In this column, I encourage you to develop a budget. I acknowledge the challenges of doing so, particularly setting aside money for any expense, before you take money out of your “wallet” to pay for that expense. Hopefully, the following information will help nudge you develop a budget.
N.B: if you get inspired to start a budget, you may benefit from looking at a hard copy or online resources for developing a budget: a budget book, workbook, program, or application. I entered “Help to develop a budget” in the search bar on Google.com and 391 million results appeared, so help is available. Some sites or apps charge a fee, but perhaps spending some money for a budget may be a good investment. Another option is to use paper and pencil for your budget. Larry Burkett (1939-2003), American author and radio personality whose work focused on financial counseling from an evangelical Christian point of view, used paper and pencil. He would say that he “liked to touch his money.”

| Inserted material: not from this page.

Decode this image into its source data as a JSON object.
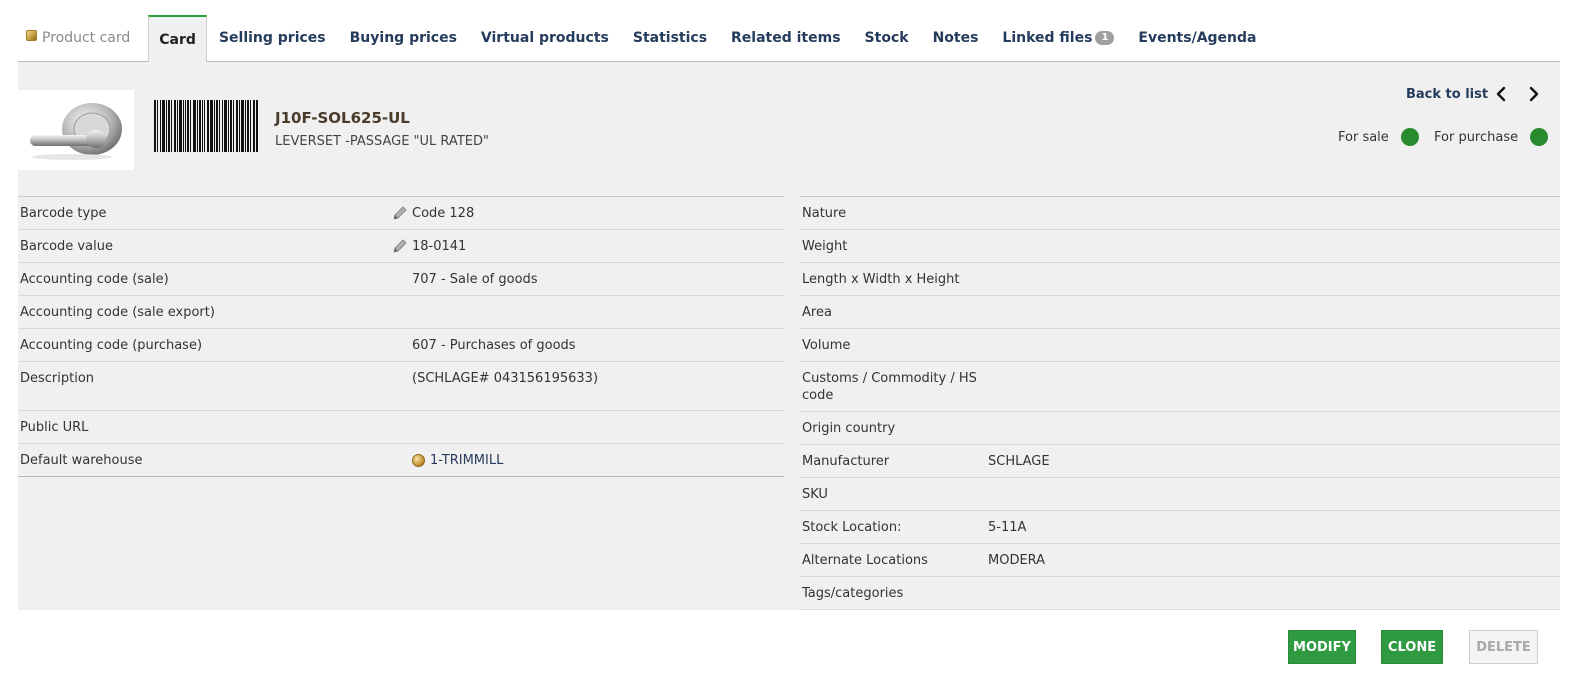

As you embark on this journey, realize that a budget is a numbers game. It is a handwritten or electronic representation of your income and expenses–it is neither your money nor your bank account. As such, you can move numbers around to help you manage your finances. The goal is that you set aside funds to pay for your expenses, instead of borrowing or using credit (Stehulak; Carter; Dematteo; and Hill, 2015).
Begin by listing your income—wage/salary, garage sales, interest/dividends, gifts, etc. (Stehulak, et al., 2015). Next, list your expenses. I like to group expenses by categories. For example in the housing category, expenses might include insurance, maintenance, mortgage/rent, taxes, and utilities (which is a subcategory with expenses, such as water, electric, gas, cable, and trash). Examples of other categories include transportation, grocery, entertainment, clothing, pets, medical, and school. You and another person may have similar expense categories, but everyone’s budget is unique.
As you develop categories and expenses, think back on recurring expenses, such as tags for your license plates. You can also think ahead about expenses that are approaching, such as renewing your driver’s license, doctor visits, or vacation. Larry Burkett would remind listeners not to forget categories for gifts, savings, or an emergency.
Now, add up your income, and then add up your expenses. Your income should equal your expenses. “Wait!” you might say, “I want money left over to skydive, this summer.” Instead of hoping and wishing for leftover money to pay for that adventure, add it into your budget. For example, you could open your entertainment category, add skydiving, and start adding money there.
On the one hand, if the total of your income is a greater than your expenses, you could increase the amounts you have listed, and/or add additional categories and/or expenses. Maybe purchase a hot pink jumpsuit for that skydiving event. On the other hand, if the total of your expenses is greater than your income, you have three options: increase income, decrease expenses, or a little of both. You could postpone, for example, skydiving until the summer of 2019, which would give you an extra 12 months to save toward that adventure.
In summary, you never heard me say that you cannot or should not buy something (even a hot pink jumpsuit). Nevertheless, I am suggesting that if you can set money aside for expenses, then you will have money to pay for those expenses, instead of borrowing or using credit to pay for them.